Judge George Miram issued the temporary injunction late Friday in response to an emergency request from the city.
San Carlos sought the order after receiving a set of internal emails from PG&E Thursday that showed that unidentified PG&E engineers expressed concerns last year that the 1929 pipe was thinner than stated in PG&E records and had shown recent corrosion.
One engineer wrote on Nov. 17, 2012, "Are we sitting on another San Bruno situation?...Is the pipe cracked and near failure?"
In San Bruno, an explosion of a PG&E natural gas pipeline and ensuing fire on Sept. 9, 2010, killed eight people, destroyed 38 houses and damaged dozens of other buildings.
The PG&E engineer also wrote, "I don't want to panic people but it seems like we should consider this and probably move this pipe up the PG&E PSEP (Pipeline Safety Enhancement Plan) priority for replacement."
Another engineer wrote in a Nov. 15 email that a repair last year of a leak in Line 147 showed that the pipe's actual specifications were "inconsistent with current data in the PG&E system."
The emails about the San Carlos line surfaced in connection with a California Public Utilities Commission proceeding that is being undertaken in the wake of the San Bruno disaster.
The purpose of the proceeding is to determine whether PG&E's record keeping on pipelines was unsafe and illegal and if so, to determine a penalty.
The proceeding is one of three being conducted in connection with the San Bruno explosion. The other two are to determine a penalty for violations that led to the San Bruno event and to consider alleged violations in pipeline classifications.
San Carlos Public Works Director Jay Walter said the city received the emails after CPUC staff sought and won an order from commission administrative law judges requiring PG&E to disclose to the staff some internal emails related to discrepancies in pipe records.
In addition to giving the emails to the CPUC investigators, the utility voluntarily released them to San Carlos, Chord said.
"This is about the culture PG&E is trying to build that puts
safety first and encourages employees to come forward with questions or issues," Chord said.
Maltbie said, however, that PG&E had never disclosed the emails to San Carlos officials in previous meetings and discussions, including a Sept. 16 conversation in which a PG&E official allegedly assured the city that Line 147 was safe.
"They had no intention of releasing the information if not ordered to by the PUC," he said.
The engineers' names and some details about the pipe specifications were blacked out of the email copies given to the city.
The city manager said he hopes the next steps will be that PG&E will provide more information on the pipe and that the CPUC will hold hearings on the safety of the pipe.
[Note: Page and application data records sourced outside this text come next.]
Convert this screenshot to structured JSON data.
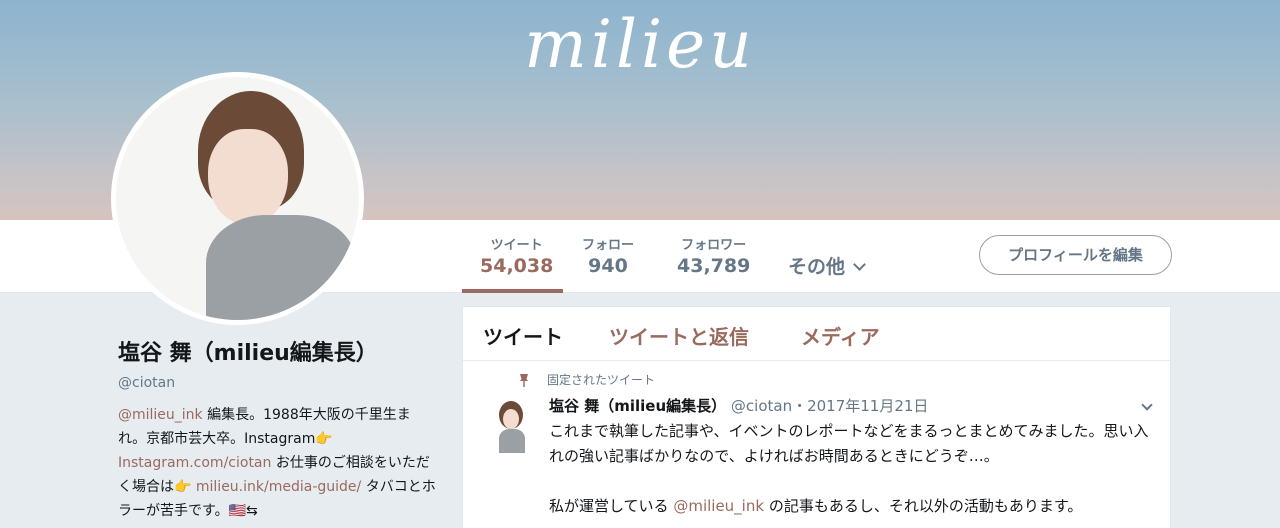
{
  "banner": {
    "logo_text": "milieu"
  },
  "nav": {
    "stats": [
      {
        "label": "ツイート",
        "value": "54,038"
      },
      {
        "label": "フォロー",
        "value": "940"
      },
      {
        "label": "フォロワー",
        "value": "43,789"
      }
    ],
    "more_label": "その他",
    "edit_profile_label": "プロフィールを編集"
  },
  "profile": {
    "name": "塩谷 舞（milieu編集長）",
    "handle": "@ciotan",
    "bio": {
      "mention": "@milieu_ink",
      "text1": " 編集長。1988年大阪の千里生まれ。京都市芸大卒。Instagram👉",
      "link1": "Instagram.com/ciotan",
      "text2": " お仕事のご相談をいただく場合は👉 ",
      "link2": "milieu.ink/media-guide/",
      "text3": " タバコとホラーが苦手です。🇺🇸⇆"
    }
  },
  "timeline": {
    "tabs": [
      "ツイート",
      "ツイートと返信",
      "メディア"
    ],
    "pinned_label": "固定されたツイート",
    "tweet": {
      "name": "塩谷 舞（milieu編集長）",
      "meta": " @ciotan・2017年11月21日",
      "text1": "これまで執筆した記事や、イベントのレポートなどをまるっとまとめてみました。思い入れの強い記事ばかりなので、よければお時間あるときにどうぞ…。",
      "text2_pre": "私が運営している ",
      "text2_mention": "@milieu_ink",
      "text2_post": " の記事もあるし、それ以外の活動もあります。"
    }
  },
  "colors": {
    "accent": "#9a6a5e",
    "muted": "#657786",
    "background": "#e6ecf0"
  }
}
City representatives met with a CPUC staff member today to convey their concerns, he said.
There will also be another hearing before Miram in Superior Court on Oct. 24.
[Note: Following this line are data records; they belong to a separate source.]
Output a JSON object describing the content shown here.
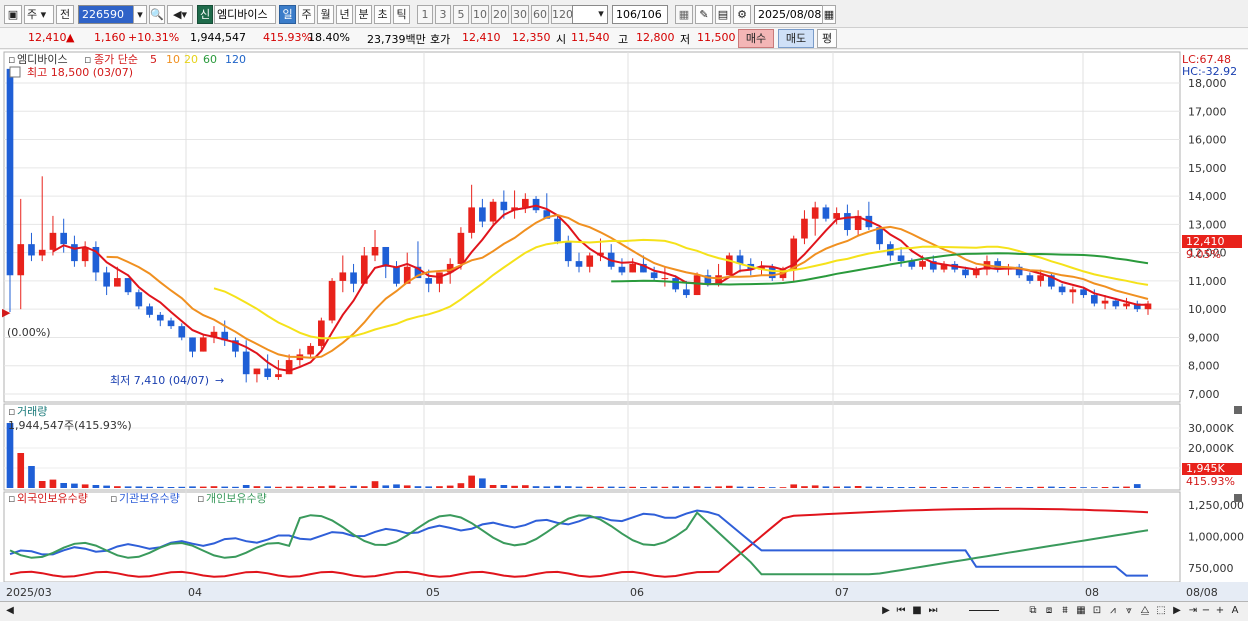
{
  "toolbar": {
    "market": "주",
    "period_prefix": "전",
    "code": "226590",
    "info_badge": "신",
    "stock_name": "엠디바이스",
    "periods": [
      "일",
      "주",
      "월",
      "년",
      "분",
      "초",
      "틱"
    ],
    "active_period": "일",
    "intervals": [
      "1",
      "3",
      "5",
      "10",
      "20",
      "30",
      "60",
      "120"
    ],
    "count": "106",
    "count_total": "/106",
    "date": "2025/08/08"
  },
  "infobar": {
    "price": "12,410",
    "change": "1,160",
    "change_pct": "+10.31%",
    "volume": "1,944,547",
    "volume_ratio": "415.93%",
    "turnover": "18.40%",
    "amount": "23,739백만",
    "ask_label": "호가",
    "ask": "12,410",
    "bid": "12,350",
    "open_label": "시",
    "open": "11,540",
    "high_label": "고",
    "high": "12,800",
    "low_label": "저",
    "low": "11,500",
    "buy_label": "매수",
    "sell_label": "매도",
    "eval_label": "평"
  },
  "price_panel": {
    "legend_name": "엠디바이스",
    "legend_ma_label": "종가 단순",
    "ma_periods": [
      "5",
      "10",
      "20",
      "60",
      "120"
    ],
    "max_label": "최고 18,500 (03/07)",
    "min_label": "최저 7,410 (04/07)",
    "base_label": "(0.00%)",
    "lc_label": "LC:67.48",
    "hc_label": "HC:-32.92",
    "last_price_tag": "12,410",
    "last_pct_tag": "9.05%",
    "y_ticks": [
      "18,000",
      "17,000",
      "16,000",
      "15,000",
      "14,000",
      "13,000",
      "12,000",
      "11,000",
      "10,000",
      "9,000",
      "8,000",
      "7,000"
    ]
  },
  "volume_panel": {
    "title": "거래량",
    "info": "1,944,547주(415.93%)",
    "y_ticks": [
      "30,000K",
      "20,000K",
      "10,000K"
    ],
    "last_tag": "1,945K",
    "last_pct": "415.93%"
  },
  "holding_panel": {
    "legend": [
      "외국인보유수량",
      "기관보유수량",
      "개인보유수량"
    ],
    "y_ticks": [
      "1,250,000",
      "1,000,000",
      "750,000"
    ]
  },
  "x_axis": {
    "labels": [
      "2025/03",
      "04",
      "05",
      "06",
      "07",
      "08"
    ],
    "right_label": "08/08"
  },
  "colors": {
    "up": "#e8221b",
    "down": "#1f5fd6",
    "ma5": "#e0141c",
    "ma10": "#f09020",
    "ma20": "#f5e21a",
    "ma60": "#2a9a3c",
    "ma120": "#1f64c8",
    "foreign": "#e0141c",
    "institution": "#2f5fd8",
    "individual": "#3a9a5c"
  },
  "chart_data": {
    "type": "candlestick",
    "candles": [
      [
        18500,
        18500,
        9900,
        11200
      ],
      [
        11200,
        13900,
        10000,
        12300
      ],
      [
        12300,
        12700,
        11700,
        11900
      ],
      [
        11900,
        14700,
        11700,
        12100
      ],
      [
        12100,
        13300,
        11900,
        12700
      ],
      [
        12700,
        13200,
        12000,
        12300
      ],
      [
        12300,
        12600,
        11500,
        11700
      ],
      [
        11700,
        12400,
        11500,
        12200
      ],
      [
        12200,
        12400,
        11000,
        11300
      ],
      [
        11300,
        11500,
        10500,
        10800
      ],
      [
        10800,
        11500,
        10800,
        11100
      ],
      [
        11100,
        11100,
        10500,
        10600
      ],
      [
        10600,
        10700,
        10000,
        10100
      ],
      [
        10100,
        10200,
        9700,
        9800
      ],
      [
        9800,
        9900,
        9400,
        9600
      ],
      [
        9600,
        9700,
        9300,
        9400
      ],
      [
        9400,
        9500,
        8900,
        9000
      ],
      [
        9000,
        9000,
        8300,
        8500
      ],
      [
        8500,
        9100,
        8500,
        9000
      ],
      [
        9000,
        9400,
        8800,
        9200
      ],
      [
        9200,
        9600,
        8700,
        8900
      ],
      [
        8900,
        9000,
        8300,
        8500
      ],
      [
        8500,
        8900,
        7410,
        7700
      ],
      [
        7700,
        7900,
        7410,
        7900
      ],
      [
        7900,
        8400,
        7500,
        7600
      ],
      [
        7600,
        8200,
        7500,
        7700
      ],
      [
        7700,
        8400,
        7700,
        8200
      ],
      [
        8200,
        8600,
        8000,
        8400
      ],
      [
        8400,
        8800,
        8300,
        8700
      ],
      [
        8700,
        9700,
        8600,
        9600
      ],
      [
        9600,
        11100,
        9500,
        11000
      ],
      [
        11000,
        11900,
        10600,
        11300
      ],
      [
        11300,
        11600,
        10600,
        10900
      ],
      [
        10900,
        12200,
        10900,
        11900
      ],
      [
        11900,
        12800,
        11700,
        12200
      ],
      [
        12200,
        12200,
        11100,
        11500
      ],
      [
        11500,
        11700,
        10800,
        10900
      ],
      [
        10900,
        12000,
        10900,
        11500
      ],
      [
        11500,
        12400,
        11300,
        11100
      ],
      [
        11100,
        11400,
        10600,
        10900
      ],
      [
        10900,
        11300,
        10600,
        11300
      ],
      [
        11300,
        11800,
        10900,
        11600
      ],
      [
        11600,
        12900,
        11400,
        12700
      ],
      [
        12700,
        14400,
        12500,
        13600
      ],
      [
        13600,
        13900,
        12900,
        13100
      ],
      [
        13100,
        13900,
        13000,
        13800
      ],
      [
        13800,
        14200,
        13200,
        13500
      ],
      [
        13500,
        14200,
        13200,
        13600
      ],
      [
        13600,
        14100,
        13400,
        13900
      ],
      [
        13900,
        14000,
        13400,
        13500
      ],
      [
        13500,
        14100,
        13400,
        13200
      ],
      [
        13200,
        13300,
        12300,
        12400
      ],
      [
        12400,
        12600,
        11500,
        11700
      ],
      [
        11700,
        12000,
        11300,
        11500
      ],
      [
        11500,
        12000,
        11300,
        11900
      ],
      [
        11900,
        12500,
        11700,
        12000
      ],
      [
        12000,
        12300,
        11400,
        11500
      ],
      [
        11500,
        11800,
        11200,
        11300
      ],
      [
        11300,
        11800,
        11300,
        11600
      ],
      [
        11600,
        11900,
        11300,
        11300
      ],
      [
        11300,
        11500,
        11000,
        11100
      ],
      [
        11100,
        11500,
        10800,
        11100
      ],
      [
        11100,
        11200,
        10600,
        10700
      ],
      [
        10700,
        11000,
        10400,
        10500
      ],
      [
        10500,
        11300,
        10500,
        11200
      ],
      [
        11200,
        11400,
        10800,
        10900
      ],
      [
        10900,
        11600,
        10800,
        11200
      ],
      [
        11200,
        12000,
        11200,
        11900
      ],
      [
        11900,
        12100,
        11300,
        11600
      ],
      [
        11600,
        11800,
        11200,
        11400
      ],
      [
        11400,
        11700,
        11200,
        11500
      ],
      [
        11500,
        11600,
        11000,
        11100
      ],
      [
        11100,
        11500,
        11000,
        11400
      ],
      [
        11400,
        12600,
        11000,
        12500
      ],
      [
        12500,
        13500,
        12300,
        13200
      ],
      [
        13200,
        13800,
        12600,
        13600
      ],
      [
        13600,
        13700,
        13100,
        13200
      ],
      [
        13200,
        13600,
        13000,
        13400
      ],
      [
        13400,
        13700,
        12600,
        12800
      ],
      [
        12800,
        13500,
        12600,
        13300
      ],
      [
        13300,
        13800,
        12800,
        12900
      ],
      [
        12900,
        12900,
        12100,
        12300
      ],
      [
        12300,
        12400,
        11700,
        11900
      ],
      [
        11900,
        12200,
        11500,
        11700
      ],
      [
        11700,
        11800,
        11400,
        11500
      ],
      [
        11500,
        11900,
        11400,
        11700
      ],
      [
        11700,
        11900,
        11300,
        11400
      ],
      [
        11400,
        11700,
        11300,
        11600
      ],
      [
        11600,
        11700,
        11300,
        11400
      ],
      [
        11400,
        11500,
        11100,
        11200
      ],
      [
        11200,
        11500,
        11100,
        11400
      ],
      [
        11400,
        11900,
        11200,
        11700
      ],
      [
        11700,
        11800,
        11300,
        11400
      ],
      [
        11400,
        11600,
        11200,
        11500
      ],
      [
        11500,
        11600,
        11100,
        11200
      ],
      [
        11200,
        11300,
        10900,
        11000
      ],
      [
        11000,
        11400,
        10800,
        11200
      ],
      [
        11200,
        11300,
        10700,
        10800
      ],
      [
        10800,
        10900,
        10500,
        10600
      ],
      [
        10600,
        10800,
        10200,
        10700
      ],
      [
        10700,
        10800,
        10400,
        10500
      ],
      [
        10500,
        10700,
        10100,
        10200
      ],
      [
        10200,
        10500,
        10000,
        10300
      ],
      [
        10300,
        10400,
        10000,
        10100
      ],
      [
        10100,
        10400,
        10000,
        10200
      ],
      [
        10200,
        10300,
        9900,
        10000
      ],
      [
        10000,
        10300,
        9800,
        10200
      ]
    ],
    "volume_k": [
      32500,
      17500,
      11000,
      3500,
      4200,
      2500,
      2200,
      1800,
      1500,
      1200,
      900,
      800,
      800,
      600,
      600,
      500,
      600,
      800,
      700,
      900,
      700,
      600,
      1500,
      900,
      800,
      600,
      700,
      800,
      600,
      900,
      1200,
      600,
      1100,
      900,
      3400,
      1300,
      1800,
      1300,
      900,
      800,
      900,
      1200,
      2400,
      6200,
      4800,
      1500,
      1500,
      1100,
      1400,
      900,
      800,
      1100,
      900,
      700,
      600,
      600,
      700,
      600,
      600,
      500,
      700,
      600,
      800,
      700,
      900,
      600,
      800,
      1100,
      700,
      600,
      500,
      400,
      400,
      1800,
      900,
      1300,
      800,
      700,
      800,
      1000,
      700,
      600,
      500,
      500,
      500,
      600,
      500,
      500,
      500,
      400,
      500,
      600,
      500,
      400,
      500,
      500,
      600,
      700,
      500,
      500,
      400,
      400,
      500,
      600,
      700,
      1945
    ],
    "ma_levels": {
      "ma60_start": 10800,
      "ma60_end": 11400
    }
  }
}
Chord said the utility believes Line 147 is safe because it was hydro tested with high-pressure water in 2011 and also given metallurgy tests after a leak was repaired last year.
She said city residents are currently receiving adequate natural gas supplies, but the utility hopes to be able to reactivate the pipe before winter to meet the increased energy demand during cold weather.
Mayor Bob Grassilli said in a statement, "I am thankful that PG&E shut the line down on Sunday in compliance with Judge Miram's order, and with the compromise plan that has been reached, for now.
"We appreciate the effort PG&E has taken to achieve this shutdown condition, as it also minimizes the impact and risk to our residents," Grassilli said.
Meanwhile, San Bruno city leaders are stunned by what has unfolded in San Carlos.
San Bruno City Manager Connie Jackson is committed to pipeline safety.
"This can't happen again, we don't want anyone to experience what happened in San Bruno," she said.
Jackson said it's disheartening to learn PG&E has known about safety concerns in San Carlos for more than a year, but the emails and information are just now surfacing. Jackson is now drafting a letter she plans to send to cities all over California urging city leaders to pressure PG&E to reveal what else it knows.
NBC Bay Area's Jean Elle contributed to this report.